◆ Directions ◆
Your task is to return the listing below word for word, without any of its images.

◆ Data under study ◆
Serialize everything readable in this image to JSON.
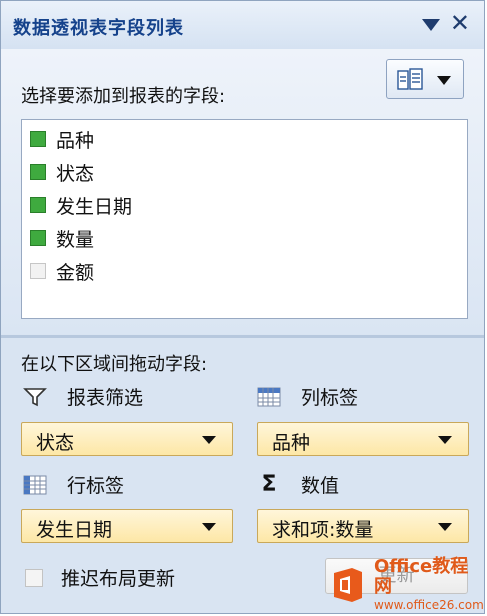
{
  "title": "数据透视表字段列表",
  "prompt": "选择要添加到报表的字段:",
  "fields": [
    {
      "label": "品种",
      "checked": true
    },
    {
      "label": "状态",
      "checked": true
    },
    {
      "label": "发生日期",
      "checked": true
    },
    {
      "label": "数量",
      "checked": true
    },
    {
      "label": "金额",
      "checked": false
    }
  ],
  "drag_prompt": "在以下区域间拖动字段:",
  "areas": {
    "filter": {
      "label": "报表筛选",
      "value": "状态",
      "icon": "filter-icon"
    },
    "columns": {
      "label": "列标签",
      "value": "品种",
      "icon": "column-grid-icon"
    },
    "rows": {
      "label": "行标签",
      "value": "发生日期",
      "icon": "row-grid-icon"
    },
    "values": {
      "label": "数值",
      "value": "求和项:数量",
      "icon": "sigma-icon"
    }
  },
  "defer_label": "推迟布局更新",
  "update_label": "更新",
  "watermark": {
    "main": "Office教程网",
    "sub": "www.office26.com"
  },
  "colors": {
    "title": "#15428b",
    "checked": "#3faa3f",
    "panel": "#d9e4f2",
    "combo": "#fde7a6"
  }
}
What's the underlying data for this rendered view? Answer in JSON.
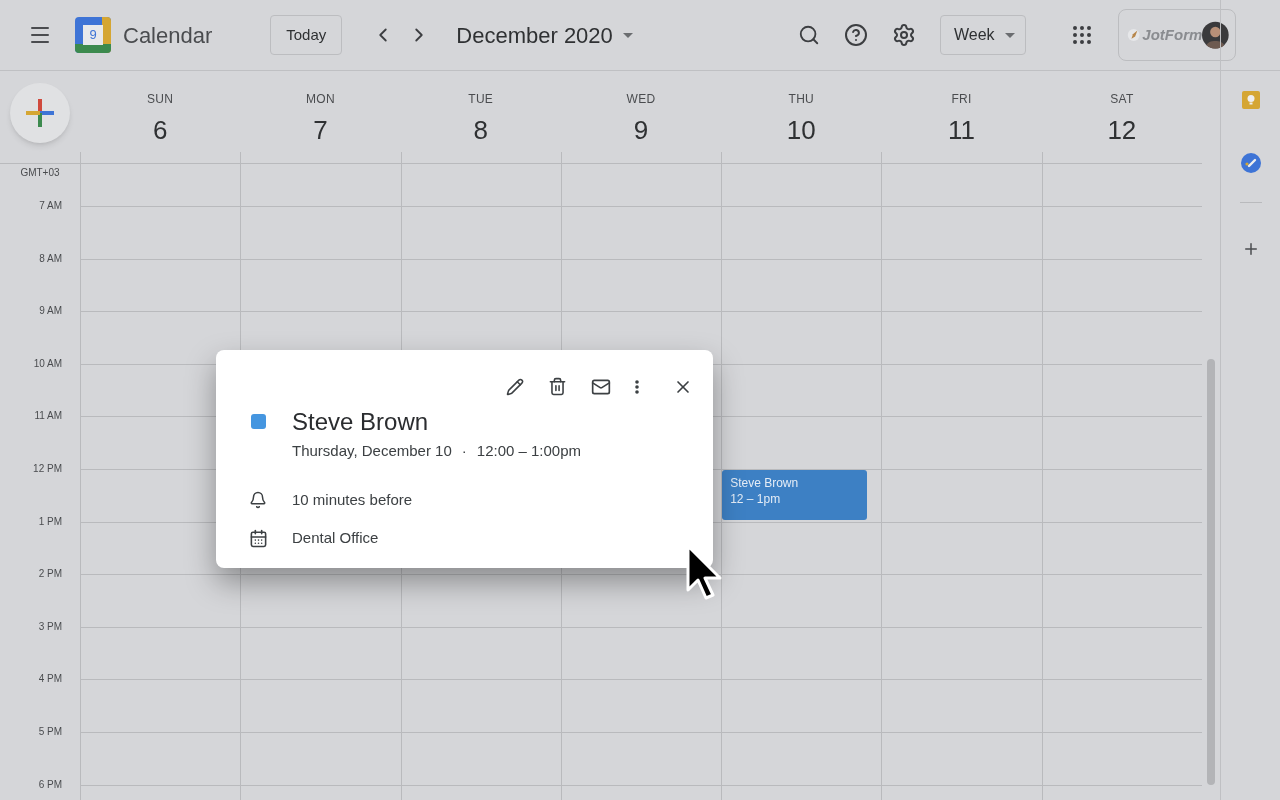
{
  "header": {
    "app_name": "Calendar",
    "logo_day": "9",
    "today_button": "Today",
    "period": "December 2020",
    "view": "Week",
    "brand": "JotForm"
  },
  "timezone": "GMT+03",
  "days": [
    {
      "weekday": "SUN",
      "date": "6"
    },
    {
      "weekday": "MON",
      "date": "7"
    },
    {
      "weekday": "TUE",
      "date": "8"
    },
    {
      "weekday": "WED",
      "date": "9"
    },
    {
      "weekday": "THU",
      "date": "10",
      "events": [
        {
          "title": "Steve Brown",
          "time": "12 – 1pm",
          "color": "#3d80c4"
        }
      ]
    },
    {
      "weekday": "FRI",
      "date": "11"
    },
    {
      "weekday": "SAT",
      "date": "12"
    }
  ],
  "hours": [
    "7 AM",
    "8 AM",
    "9 AM",
    "10 AM",
    "11 AM",
    "12 PM",
    "1 PM",
    "2 PM",
    "3 PM",
    "4 PM",
    "5 PM",
    "6 PM"
  ],
  "popup": {
    "title": "Steve Brown",
    "color": "#4596e0",
    "date": "Thursday, December 10",
    "separator": "·",
    "time": "12:00 – 1:00pm",
    "reminder": "10 minutes before",
    "calendar": "Dental Office"
  }
}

◆ Result below ◆
Serialize everything readable in this image to JSON.
{
  "title": "数据透视表字段列表",
  "prompt": "选择要添加到报表的字段:",
  "fields": [
    {
      "label": "品种",
      "checked": true
    },
    {
      "label": "状态",
      "checked": true
    },
    {
      "label": "发生日期",
      "checked": true
    },
    {
      "label": "数量",
      "checked": true
    },
    {
      "label": "金额",
      "checked": false
    }
  ],
  "drag_prompt": "在以下区域间拖动字段:",
  "areas": {
    "filter": {
      "label": "报表筛选",
      "value": "状态",
      "icon": "filter-icon"
    },
    "columns": {
      "label": "列标签",
      "value": "品种",
      "icon": "column-grid-icon"
    },
    "rows": {
      "label": "行标签",
      "value": "发生日期",
      "icon": "row-grid-icon"
    },
    "values": {
      "label": "数值",
      "value": "求和项:数量",
      "icon": "sigma-icon"
    }
  },
  "defer_label": "推迟布局更新",
  "update_label": "更新",
  "watermark": {
    "main": "Office教程网",
    "sub": "www.office26.com"
  },
  "colors": {
    "title": "#15428b",
    "checked": "#3faa3f",
    "panel": "#d9e4f2",
    "combo": "#fde7a6"
  }
}
What's the underlying data for this rendered view? Answer in JSON.
{
  "header": {
    "app_name": "Calendar",
    "logo_day": "9",
    "today_button": "Today",
    "period": "December 2020",
    "view": "Week",
    "brand": "JotForm"
  },
  "timezone": "GMT+03",
  "days": [
    {
      "weekday": "SUN",
      "date": "6"
    },
    {
      "weekday": "MON",
      "date": "7"
    },
    {
      "weekday": "TUE",
      "date": "8"
    },
    {
      "weekday": "WED",
      "date": "9"
    },
    {
      "weekday": "THU",
      "date": "10",
      "events": [
        {
          "title": "Steve Brown",
          "time": "12 – 1pm",
          "color": "#3d80c4"
        }
      ]
    },
    {
      "weekday": "FRI",
      "date": "11"
    },
    {
      "weekday": "SAT",
      "date": "12"
    }
  ],
  "hours": [
    "7 AM",
    "8 AM",
    "9 AM",
    "10 AM",
    "11 AM",
    "12 PM",
    "1 PM",
    "2 PM",
    "3 PM",
    "4 PM",
    "5 PM",
    "6 PM"
  ],
  "popup": {
    "title": "Steve Brown",
    "color": "#4596e0",
    "date": "Thursday, December 10",
    "separator": "·",
    "time": "12:00 – 1:00pm",
    "reminder": "10 minutes before",
    "calendar": "Dental Office"
  }
}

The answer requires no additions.